As Smucker pointed out, the Federal Emergency Management Agency and the U.S. military are working with local officials to distribute meals and water and to restore power. According to FEMA, earlier this month, more than 10,000 federal officials were on the ground on the island.
Still, getting help to the people who need it, which is just about everyone who calls the island home, has been a painstakingly slow process. Smucker called the relief effort “fairly effective.”
House Speaker Paul Ryan, R-Wis., plans to visit Puerto Rico today with a small bipartisan group, including the chairman and top Democrat on the House Appropriations Committee that signs off on spending legislation. (The House of Representatives passed a $36.5 billion aid package Thursday to help people in areas, including Puerto Rico, recovering from hurricanes and wildfires.)
Ryan and his colleagues will see what Smucker saw — Puerto Rico is fighting for survival.
What the island’s residents — many of whom have ties to Lancaster County — need now from our government, in addition to material aid, is to know they will not be abandoned.
They also need Congress to pass legislation sponsored by Republican Sens. John McCain and Mike Lee to permanently exempt Puerto Rico from the Jones Act, which restricts foreign vessels from delivering food, fuel and other supplies to the island. It also greatly raises the prices of goods that come from the U.S. mainland.
President Trump suspended the Jones Act for Puerto Rico for a mere 10 days. The island needs to be freed from the stranglehold of this act, which McCain calls “antiquated” and “protectionist.”
Focusing on what happened prior to Maria’s landfall does nothing to address the island’s current and desperate circumstances. The people there need our help now and in the future.
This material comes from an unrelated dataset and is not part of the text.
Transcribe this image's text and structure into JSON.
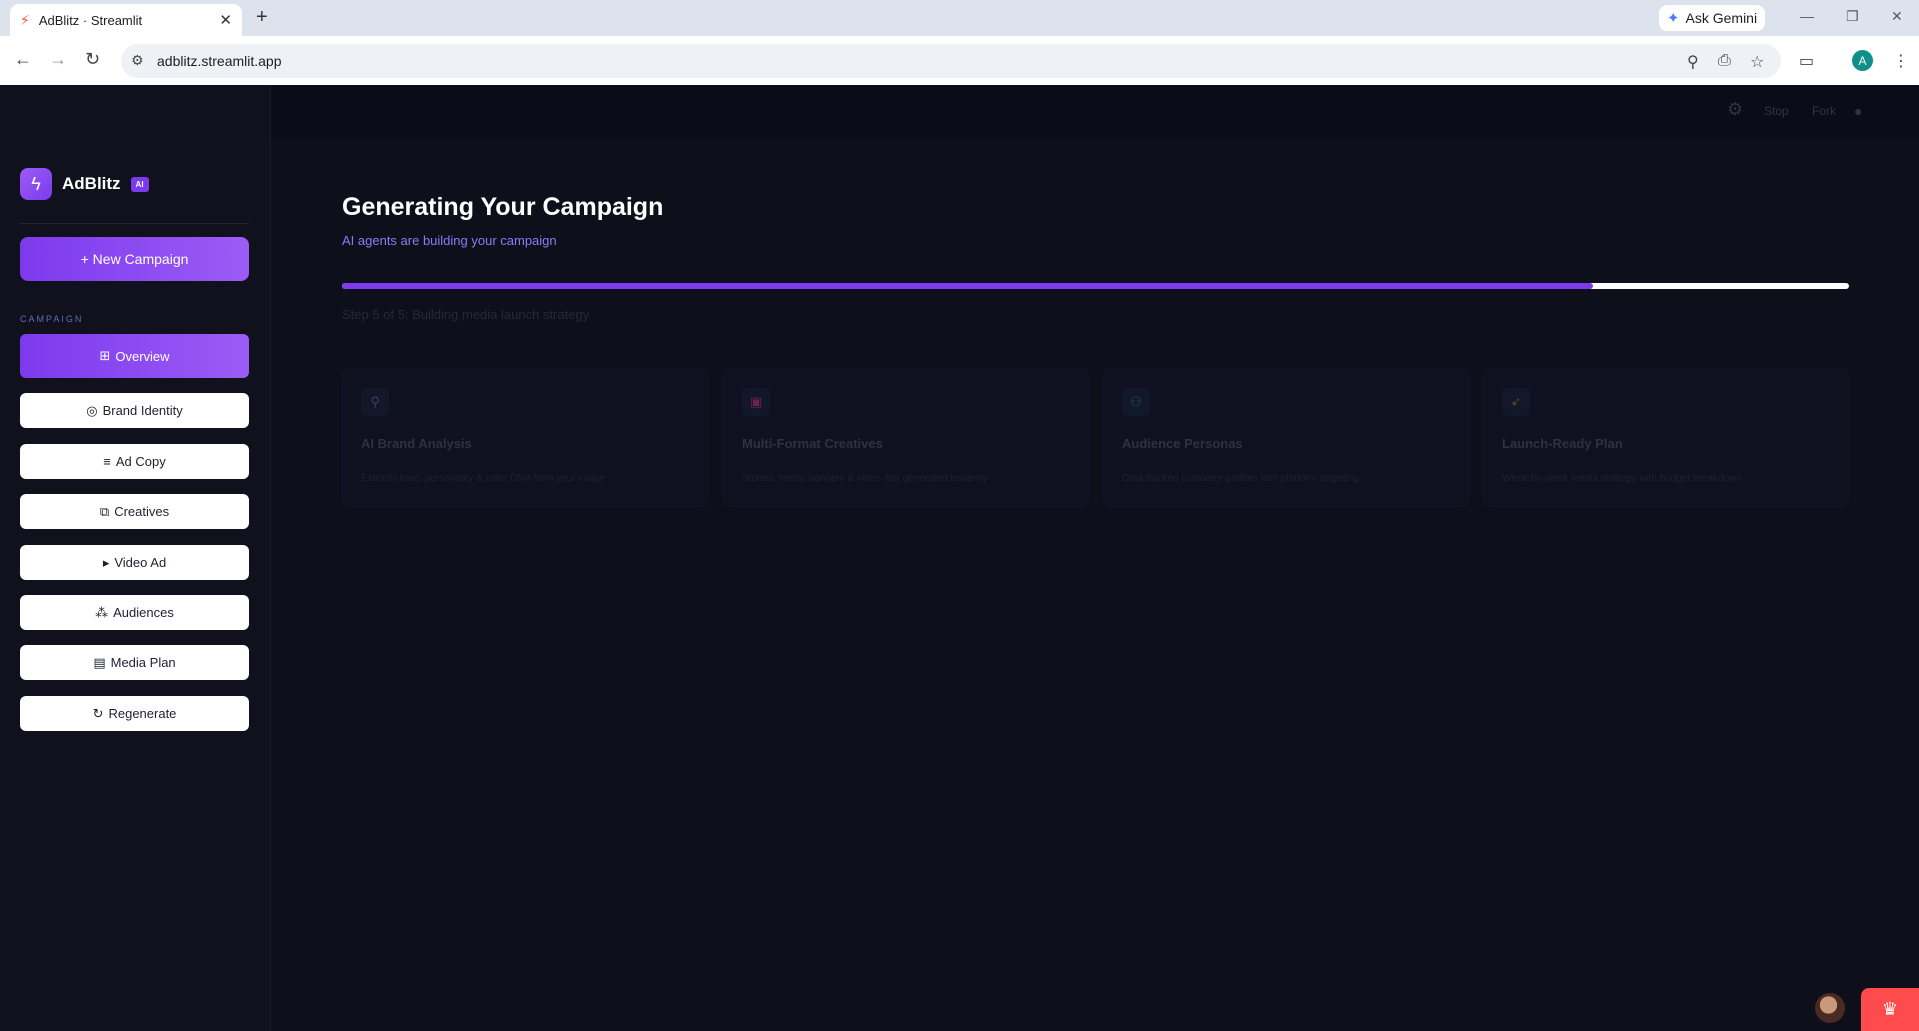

In the meantime, you will pardon the people of Puerto Rico for not thinking about “forever.” Getting to tomorrow will be difficult enough.